Lawyers Welcome Child Abuse Apology from Church of England

Admission Of ‘Serious Failure’ To Prevent Problems

09.07.2013

By Rob Dixon

The Church of England’s decision to formally apologise for past child abuse by Anglican priests, as well as its ‘serious failure’ to prevent it, has been welcomed as a positive step forward by lawyers specialising in child abuse cases.

In a meeting last week in York, the General Synod endorsed a report which included an apology related to abuse in the Chichester diocese – specifically related to the two priests Roy Cotton and Colin Pritchard in 1970s and 1980s.

The BBC reports that the cases led to an inquiry which raised significant concerns over safeguarding procedures and describe efforts to handle allegations of abuse as both ‘appalling’ and dysfunctional’.

The Archbishop of Canterbury, the Most Reverend Justin Welby, said it was now vital for the diocese to do everything it can to help survivors of the known abusing clergy to come forward and get the support they need and deserve.

It was also agreed that the Synod would take steps to improve its policies on safeguarding children to tackle the issue going forward.

Tom Fletcher, a Birmingham-based solicitor at Irwin Mitchell and an expert in child abuse claims, said: "It is of course deeply concerning that there are likely to be other victims of the abusers who have not been able to come forward, but it is unfortunately extremely common for victims to come forward many years after the abuse or to not come forward at all.

"There may be a number of reasons for  not coming forward such as embarrassment, a feeling of not being believed, wishing to put the past behind them or the fear that something would happen to them if they did come forward.

"Hopefully this apology will go some way to ensuring those affected by such issues will be able to speak out about the ordeals they have faced, safe in the knowledge that their voices will be heard.”

He continued: "Sadly, it is the nature of abuse of children by those placed in such high authority that creates great fear, confusion and shame.

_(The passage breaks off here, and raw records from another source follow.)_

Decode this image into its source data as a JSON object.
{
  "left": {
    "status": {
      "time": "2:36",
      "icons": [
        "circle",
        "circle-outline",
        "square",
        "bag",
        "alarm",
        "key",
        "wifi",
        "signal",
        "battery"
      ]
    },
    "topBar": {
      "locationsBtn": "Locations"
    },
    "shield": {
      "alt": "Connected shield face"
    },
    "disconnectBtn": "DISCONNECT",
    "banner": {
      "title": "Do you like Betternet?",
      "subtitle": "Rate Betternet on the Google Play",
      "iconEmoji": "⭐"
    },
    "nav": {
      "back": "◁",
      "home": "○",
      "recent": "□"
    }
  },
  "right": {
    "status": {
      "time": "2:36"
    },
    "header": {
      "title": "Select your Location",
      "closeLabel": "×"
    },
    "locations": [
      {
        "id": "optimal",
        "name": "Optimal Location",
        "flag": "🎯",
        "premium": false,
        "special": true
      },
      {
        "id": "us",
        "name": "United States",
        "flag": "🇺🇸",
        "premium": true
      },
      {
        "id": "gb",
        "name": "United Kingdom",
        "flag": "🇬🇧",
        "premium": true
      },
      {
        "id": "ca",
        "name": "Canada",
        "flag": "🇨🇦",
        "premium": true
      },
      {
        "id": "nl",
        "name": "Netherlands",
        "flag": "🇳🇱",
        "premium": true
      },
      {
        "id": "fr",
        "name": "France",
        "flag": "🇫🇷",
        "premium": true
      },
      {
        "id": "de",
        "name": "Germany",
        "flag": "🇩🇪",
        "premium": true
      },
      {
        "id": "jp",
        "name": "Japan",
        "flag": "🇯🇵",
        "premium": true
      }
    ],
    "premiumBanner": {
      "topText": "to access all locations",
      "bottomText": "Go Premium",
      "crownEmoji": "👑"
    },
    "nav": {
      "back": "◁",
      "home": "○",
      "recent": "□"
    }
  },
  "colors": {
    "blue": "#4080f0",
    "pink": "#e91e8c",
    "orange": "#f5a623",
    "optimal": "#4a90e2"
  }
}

"It is, however, welcoming to hear the Church of England apologising in this instance and we are encouraged to hear of the plans to improve policies and practices on safeguarding children.

"Sadly we continue to be contacted by those who have been abused as children by members of the clergy and we hope that plans to improve policies and practices on safeguarding children can also be shared much wider across all UK society.”

Read more about Irwin Mitchell's expertise in relation to Child Abuse claims